TASK STATEMENT: The data are to be restated in full, exactly as presented.

═════ DATA SHOWN

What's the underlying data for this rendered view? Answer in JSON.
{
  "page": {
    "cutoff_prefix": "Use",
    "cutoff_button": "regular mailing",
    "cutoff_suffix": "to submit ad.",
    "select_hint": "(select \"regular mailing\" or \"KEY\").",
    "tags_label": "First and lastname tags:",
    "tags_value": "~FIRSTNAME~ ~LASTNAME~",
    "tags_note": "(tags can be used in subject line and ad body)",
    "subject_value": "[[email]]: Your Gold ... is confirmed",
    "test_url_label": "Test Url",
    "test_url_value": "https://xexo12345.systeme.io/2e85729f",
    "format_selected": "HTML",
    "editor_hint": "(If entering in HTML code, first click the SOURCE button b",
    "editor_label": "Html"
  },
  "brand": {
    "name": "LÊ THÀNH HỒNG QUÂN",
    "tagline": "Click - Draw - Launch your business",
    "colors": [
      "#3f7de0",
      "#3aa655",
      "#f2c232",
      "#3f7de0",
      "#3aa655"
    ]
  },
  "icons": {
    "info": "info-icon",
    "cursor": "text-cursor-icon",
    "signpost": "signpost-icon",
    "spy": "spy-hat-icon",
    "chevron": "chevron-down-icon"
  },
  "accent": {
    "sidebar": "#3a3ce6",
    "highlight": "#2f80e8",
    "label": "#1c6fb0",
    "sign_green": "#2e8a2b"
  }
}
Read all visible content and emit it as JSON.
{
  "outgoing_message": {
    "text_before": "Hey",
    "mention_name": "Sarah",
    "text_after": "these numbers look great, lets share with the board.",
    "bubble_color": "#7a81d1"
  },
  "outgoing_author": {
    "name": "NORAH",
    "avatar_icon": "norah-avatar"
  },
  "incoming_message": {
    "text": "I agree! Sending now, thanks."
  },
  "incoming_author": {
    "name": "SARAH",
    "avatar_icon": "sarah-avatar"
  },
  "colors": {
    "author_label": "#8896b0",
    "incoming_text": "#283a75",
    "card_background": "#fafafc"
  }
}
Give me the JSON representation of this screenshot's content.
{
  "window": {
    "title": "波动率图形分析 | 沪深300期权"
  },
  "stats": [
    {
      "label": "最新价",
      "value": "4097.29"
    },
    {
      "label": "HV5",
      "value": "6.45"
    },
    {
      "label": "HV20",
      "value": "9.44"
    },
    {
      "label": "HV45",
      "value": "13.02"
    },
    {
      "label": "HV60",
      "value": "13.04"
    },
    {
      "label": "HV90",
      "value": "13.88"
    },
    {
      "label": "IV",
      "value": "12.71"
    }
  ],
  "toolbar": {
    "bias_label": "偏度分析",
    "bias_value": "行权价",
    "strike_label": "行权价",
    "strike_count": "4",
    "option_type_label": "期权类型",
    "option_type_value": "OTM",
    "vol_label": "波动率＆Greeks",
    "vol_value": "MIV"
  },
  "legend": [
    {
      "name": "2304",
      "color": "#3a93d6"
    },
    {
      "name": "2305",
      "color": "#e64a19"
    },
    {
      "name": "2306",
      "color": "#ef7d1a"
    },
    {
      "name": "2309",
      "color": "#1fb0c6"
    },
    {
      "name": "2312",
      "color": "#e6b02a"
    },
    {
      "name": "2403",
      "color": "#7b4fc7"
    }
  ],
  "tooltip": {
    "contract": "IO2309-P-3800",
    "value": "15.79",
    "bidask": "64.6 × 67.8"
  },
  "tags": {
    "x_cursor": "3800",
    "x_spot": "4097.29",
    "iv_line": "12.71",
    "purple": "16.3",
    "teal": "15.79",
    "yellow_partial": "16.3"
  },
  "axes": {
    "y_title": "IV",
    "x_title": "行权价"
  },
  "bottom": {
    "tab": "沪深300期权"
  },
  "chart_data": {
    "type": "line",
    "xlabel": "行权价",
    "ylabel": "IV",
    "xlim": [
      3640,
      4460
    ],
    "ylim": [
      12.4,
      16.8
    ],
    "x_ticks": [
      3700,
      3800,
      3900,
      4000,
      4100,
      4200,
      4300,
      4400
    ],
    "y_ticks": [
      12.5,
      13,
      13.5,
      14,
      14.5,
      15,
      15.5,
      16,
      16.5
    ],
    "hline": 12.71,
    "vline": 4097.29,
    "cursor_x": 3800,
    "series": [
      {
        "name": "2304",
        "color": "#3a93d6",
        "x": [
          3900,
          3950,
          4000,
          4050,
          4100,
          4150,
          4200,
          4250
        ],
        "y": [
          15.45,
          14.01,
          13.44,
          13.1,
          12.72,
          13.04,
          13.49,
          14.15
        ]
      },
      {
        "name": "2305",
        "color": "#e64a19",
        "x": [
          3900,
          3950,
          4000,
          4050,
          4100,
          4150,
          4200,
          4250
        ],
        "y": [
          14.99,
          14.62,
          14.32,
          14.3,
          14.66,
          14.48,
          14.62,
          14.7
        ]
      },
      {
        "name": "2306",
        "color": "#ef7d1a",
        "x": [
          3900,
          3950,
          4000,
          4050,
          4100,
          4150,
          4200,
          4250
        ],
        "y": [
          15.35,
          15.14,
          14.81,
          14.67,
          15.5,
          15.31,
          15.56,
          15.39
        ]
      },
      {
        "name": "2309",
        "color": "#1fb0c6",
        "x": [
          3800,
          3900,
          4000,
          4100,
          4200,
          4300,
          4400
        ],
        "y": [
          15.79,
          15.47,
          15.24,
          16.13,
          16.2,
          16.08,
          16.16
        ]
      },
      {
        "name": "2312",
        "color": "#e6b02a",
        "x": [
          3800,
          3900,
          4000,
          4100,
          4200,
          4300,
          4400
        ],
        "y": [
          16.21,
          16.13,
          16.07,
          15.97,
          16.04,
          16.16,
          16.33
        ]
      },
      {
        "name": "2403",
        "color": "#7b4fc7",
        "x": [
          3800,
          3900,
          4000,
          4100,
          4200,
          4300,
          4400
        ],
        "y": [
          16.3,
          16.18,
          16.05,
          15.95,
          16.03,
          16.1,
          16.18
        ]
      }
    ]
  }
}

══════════

WRITTEN RESPONSE:
What's the underlying data for this rendered view? Answer in JSON.
{
  "page": {
    "cutoff_prefix": "Use",
    "cutoff_button": "regular mailing",
    "cutoff_suffix": "to submit ad.",
    "select_hint": "(select \"regular mailing\" or \"KEY\").",
    "tags_label": "First and lastname tags:",
    "tags_value": "~FIRSTNAME~ ~LASTNAME~",
    "tags_note": "(tags can be used in subject line and ad body)",
    "subject_value": "[[email]]: Your Gold ... is confirmed",
    "test_url_label": "Test Url",
    "test_url_value": "https://xexo12345.systeme.io/2e85729f",
    "format_selected": "HTML",
    "editor_hint": "(If entering in HTML code, first click the SOURCE button b",
    "editor_label": "Html"
  },
  "brand": {
    "name": "LÊ THÀNH HỒNG QUÂN",
    "tagline": "Click - Draw - Launch your business",
    "colors": [
      "#3f7de0",
      "#3aa655",
      "#f2c232",
      "#3f7de0",
      "#3aa655"
    ]
  },
  "icons": {
    "info": "info-icon",
    "cursor": "text-cursor-icon",
    "signpost": "signpost-icon",
    "spy": "spy-hat-icon",
    "chevron": "chevron-down-icon"
  },
  "accent": {
    "sidebar": "#3a3ce6",
    "highlight": "#2f80e8",
    "label": "#1c6fb0",
    "sign_green": "#2e8a2b"
  }
}
Read all visible content and emit it as JSON.
{
  "outgoing_message": {
    "text_before": "Hey",
    "mention_name": "Sarah",
    "text_after": "these numbers look great, lets share with the board.",
    "bubble_color": "#7a81d1"
  },
  "outgoing_author": {
    "name": "NORAH",
    "avatar_icon": "norah-avatar"
  },
  "incoming_message": {
    "text": "I agree! Sending now, thanks."
  },
  "incoming_author": {
    "name": "SARAH",
    "avatar_icon": "sarah-avatar"
  },
  "colors": {
    "author_label": "#8896b0",
    "incoming_text": "#283a75",
    "card_background": "#fafafc"
  }
}
Give me the JSON representation of this screenshot's content.
{
  "window": {
    "title": "波动率图形分析 | 沪深300期权"
  },
  "stats": [
    {
      "label": "最新价",
      "value": "4097.29"
    },
    {
      "label": "HV5",
      "value": "6.45"
    },
    {
      "label": "HV20",
      "value": "9.44"
    },
    {
      "label": "HV45",
      "value": "13.02"
    },
    {
      "label": "HV60",
      "value": "13.04"
    },
    {
      "label": "HV90",
      "value": "13.88"
    },
    {
      "label": "IV",
      "value": "12.71"
    }
  ],
  "toolbar": {
    "bias_label": "偏度分析",
    "bias_value": "行权价",
    "strike_label": "行权价",
    "strike_count": "4",
    "option_type_label": "期权类型",
    "option_type_value": "OTM",
    "vol_label": "波动率＆Greeks",
    "vol_value": "MIV"
  },
  "legend": [
    {
      "name": "2304",
      "color": "#3a93d6"
    },
    {
      "name": "2305",
      "color": "#e64a19"
    },
    {
      "name": "2306",
      "color": "#ef7d1a"
    },
    {
      "name": "2309",
      "color": "#1fb0c6"
    },
    {
      "name": "2312",
      "color": "#e6b02a"
    },
    {
      "name": "2403",
      "color": "#7b4fc7"
    }
  ],
  "tooltip": {
    "contract": "IO2309-P-3800",
    "value": "15.79",
    "bidask": "64.6 × 67.8"
  },
  "tags": {
    "x_cursor": "3800",
    "x_spot": "4097.29",
    "iv_line": "12.71",
    "purple": "16.3",
    "teal": "15.79",
    "yellow_partial": "16.3"
  },
  "axes": {
    "y_title": "IV",
    "x_title": "行权价"
  },
  "bottom": {
    "tab": "沪深300期权"
  },
  "chart_data": {
    "type": "line",
    "xlabel": "行权价",
    "ylabel": "IV",
    "xlim": [
      3640,
      4460
    ],
    "ylim": [
      12.4,
      16.8
    ],
    "x_ticks": [
      3700,
      3800,
      3900,
      4000,
      4100,
      4200,
      4300,
      4400
    ],
    "y_ticks": [
      12.5,
      13,
      13.5,
      14,
      14.5,
      15,
      15.5,
      16,
      16.5
    ],
    "hline": 12.71,
    "vline": 4097.29,
    "cursor_x": 3800,
    "series": [
      {
        "name": "2304",
        "color": "#3a93d6",
        "x": [
          3900,
          3950,
          4000,
          4050,
          4100,
          4150,
          4200,
          4250
        ],
        "y": [
          15.45,
          14.01,
          13.44,
          13.1,
          12.72,
          13.04,
          13.49,
          14.15
        ]
      },
      {
        "name": "2305",
        "color": "#e64a19",
        "x": [
          3900,
          3950,
          4000,
          4050,
          4100,
          4150,
          4200,
          4250
        ],
        "y": [
          14.99,
          14.62,
          14.32,
          14.3,
          14.66,
          14.48,
          14.62,
          14.7
        ]
      },
      {
        "name": "2306",
        "color": "#ef7d1a",
        "x": [
          3900,
          3950,
          4000,
          4050,
          4100,
          4150,
          4200,
          4250
        ],
        "y": [
          15.35,
          15.14,
          14.81,
          14.67,
          15.5,
          15.31,
          15.56,
          15.39
        ]
      },
      {
        "name": "2309",
        "color": "#1fb0c6",
        "x": [
          3800,
          3900,
          4000,
          4100,
          4200,
          4300,
          4400
        ],
        "y": [
          15.79,
          15.47,
          15.24,
          16.13,
          16.2,
          16.08,
          16.16
        ]
      },
      {
        "name": "2312",
        "color": "#e6b02a",
        "x": [
          3800,
          3900,
          4000,
          4100,
          4200,
          4300,
          4400
        ],
        "y": [
          16.21,
          16.13,
          16.07,
          15.97,
          16.04,
          16.16,
          16.33
        ]
      },
      {
        "name": "2403",
        "color": "#7b4fc7",
        "x": [
          3800,
          3900,
          4000,
          4100,
          4200,
          4300,
          4400
        ],
        "y": [
          16.3,
          16.18,
          16.05,
          15.95,
          16.03,
          16.1,
          16.18
        ]
      }
    ]
  }
}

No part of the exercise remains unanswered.